* GIVEN DATA
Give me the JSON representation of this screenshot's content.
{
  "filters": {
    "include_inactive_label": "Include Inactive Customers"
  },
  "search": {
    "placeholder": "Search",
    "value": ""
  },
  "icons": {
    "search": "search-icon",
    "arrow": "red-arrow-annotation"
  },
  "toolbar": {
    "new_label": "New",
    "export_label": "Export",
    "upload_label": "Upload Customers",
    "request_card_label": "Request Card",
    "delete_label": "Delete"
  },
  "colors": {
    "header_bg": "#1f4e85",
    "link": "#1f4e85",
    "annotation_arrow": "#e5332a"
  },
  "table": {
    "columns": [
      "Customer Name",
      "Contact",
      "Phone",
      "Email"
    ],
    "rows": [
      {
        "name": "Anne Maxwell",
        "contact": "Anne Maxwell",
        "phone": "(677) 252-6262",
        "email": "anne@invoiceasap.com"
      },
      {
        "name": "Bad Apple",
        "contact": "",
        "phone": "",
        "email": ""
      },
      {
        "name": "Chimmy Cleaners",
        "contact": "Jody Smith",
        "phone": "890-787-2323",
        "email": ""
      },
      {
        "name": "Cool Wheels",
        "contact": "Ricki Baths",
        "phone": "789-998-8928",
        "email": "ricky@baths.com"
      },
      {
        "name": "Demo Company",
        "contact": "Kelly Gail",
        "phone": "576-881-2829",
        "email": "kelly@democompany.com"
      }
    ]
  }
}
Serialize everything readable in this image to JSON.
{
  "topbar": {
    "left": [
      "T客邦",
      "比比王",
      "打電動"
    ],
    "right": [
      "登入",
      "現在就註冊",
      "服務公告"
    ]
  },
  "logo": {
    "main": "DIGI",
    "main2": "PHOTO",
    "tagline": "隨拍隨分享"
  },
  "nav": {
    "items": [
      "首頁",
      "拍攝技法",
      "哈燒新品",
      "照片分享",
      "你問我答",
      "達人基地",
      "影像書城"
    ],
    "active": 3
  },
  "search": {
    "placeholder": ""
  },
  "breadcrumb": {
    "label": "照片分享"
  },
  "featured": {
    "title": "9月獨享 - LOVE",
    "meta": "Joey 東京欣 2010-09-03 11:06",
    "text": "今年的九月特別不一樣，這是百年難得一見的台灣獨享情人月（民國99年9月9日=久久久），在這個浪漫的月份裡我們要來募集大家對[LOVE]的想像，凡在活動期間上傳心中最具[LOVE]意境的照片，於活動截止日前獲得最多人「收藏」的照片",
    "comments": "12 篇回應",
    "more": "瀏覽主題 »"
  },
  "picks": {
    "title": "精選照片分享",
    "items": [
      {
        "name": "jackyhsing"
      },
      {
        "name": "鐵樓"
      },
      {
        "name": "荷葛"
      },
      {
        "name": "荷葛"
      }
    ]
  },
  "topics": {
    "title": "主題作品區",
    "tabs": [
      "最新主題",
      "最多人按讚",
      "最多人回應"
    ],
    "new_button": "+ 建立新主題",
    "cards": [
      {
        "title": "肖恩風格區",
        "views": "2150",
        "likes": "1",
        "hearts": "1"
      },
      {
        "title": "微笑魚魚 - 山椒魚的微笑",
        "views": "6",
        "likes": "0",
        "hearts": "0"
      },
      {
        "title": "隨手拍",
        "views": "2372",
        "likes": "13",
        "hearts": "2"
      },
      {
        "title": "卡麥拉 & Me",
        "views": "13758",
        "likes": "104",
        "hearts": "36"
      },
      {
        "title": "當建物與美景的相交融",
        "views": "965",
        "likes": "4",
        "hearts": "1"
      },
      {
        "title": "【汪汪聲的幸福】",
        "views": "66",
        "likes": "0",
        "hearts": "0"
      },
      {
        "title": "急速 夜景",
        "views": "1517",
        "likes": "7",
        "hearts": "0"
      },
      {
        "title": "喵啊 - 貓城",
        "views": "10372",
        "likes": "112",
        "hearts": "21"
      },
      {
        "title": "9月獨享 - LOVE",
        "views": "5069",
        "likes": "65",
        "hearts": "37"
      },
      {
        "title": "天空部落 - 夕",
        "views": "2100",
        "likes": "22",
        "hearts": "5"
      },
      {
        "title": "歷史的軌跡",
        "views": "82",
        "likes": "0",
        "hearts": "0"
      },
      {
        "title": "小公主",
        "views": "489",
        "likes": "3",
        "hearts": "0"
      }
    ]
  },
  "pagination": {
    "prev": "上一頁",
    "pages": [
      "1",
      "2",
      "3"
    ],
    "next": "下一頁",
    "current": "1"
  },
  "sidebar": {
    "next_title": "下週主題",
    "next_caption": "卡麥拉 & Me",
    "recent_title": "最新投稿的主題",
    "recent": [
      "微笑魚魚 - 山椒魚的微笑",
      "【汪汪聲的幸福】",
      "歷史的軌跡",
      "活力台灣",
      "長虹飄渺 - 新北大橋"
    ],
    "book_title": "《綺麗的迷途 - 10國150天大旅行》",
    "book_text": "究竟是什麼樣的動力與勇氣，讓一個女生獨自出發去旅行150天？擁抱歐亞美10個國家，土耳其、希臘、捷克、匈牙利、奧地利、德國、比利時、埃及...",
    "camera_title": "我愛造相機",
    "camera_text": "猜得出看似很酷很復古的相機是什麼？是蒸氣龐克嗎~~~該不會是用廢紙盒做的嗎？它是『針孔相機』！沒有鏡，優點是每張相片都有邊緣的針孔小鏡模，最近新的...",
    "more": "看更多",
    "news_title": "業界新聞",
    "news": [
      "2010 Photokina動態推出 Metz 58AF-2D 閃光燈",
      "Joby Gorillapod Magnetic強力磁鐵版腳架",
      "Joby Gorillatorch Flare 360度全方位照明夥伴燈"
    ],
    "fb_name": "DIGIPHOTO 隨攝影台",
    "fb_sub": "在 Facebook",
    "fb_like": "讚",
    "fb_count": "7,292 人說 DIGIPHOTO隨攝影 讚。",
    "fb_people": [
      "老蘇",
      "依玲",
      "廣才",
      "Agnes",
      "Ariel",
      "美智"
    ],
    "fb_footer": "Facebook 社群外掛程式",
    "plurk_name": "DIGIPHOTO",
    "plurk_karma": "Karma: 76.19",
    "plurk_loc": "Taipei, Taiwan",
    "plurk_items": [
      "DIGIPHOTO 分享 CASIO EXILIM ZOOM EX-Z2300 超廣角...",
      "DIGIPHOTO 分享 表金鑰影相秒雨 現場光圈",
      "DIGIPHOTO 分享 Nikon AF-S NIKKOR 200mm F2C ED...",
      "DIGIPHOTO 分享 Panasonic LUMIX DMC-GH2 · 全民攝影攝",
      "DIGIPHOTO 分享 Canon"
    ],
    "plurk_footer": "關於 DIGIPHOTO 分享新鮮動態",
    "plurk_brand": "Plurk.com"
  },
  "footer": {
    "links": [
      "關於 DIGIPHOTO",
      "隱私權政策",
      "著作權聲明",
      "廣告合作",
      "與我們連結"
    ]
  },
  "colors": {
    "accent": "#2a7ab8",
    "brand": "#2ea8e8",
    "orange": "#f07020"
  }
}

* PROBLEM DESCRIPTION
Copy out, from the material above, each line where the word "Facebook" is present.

* TASK RESPONSE
    "fb_sub": "在 Facebook",
    "fb_footer": "Facebook 社群外掛程式",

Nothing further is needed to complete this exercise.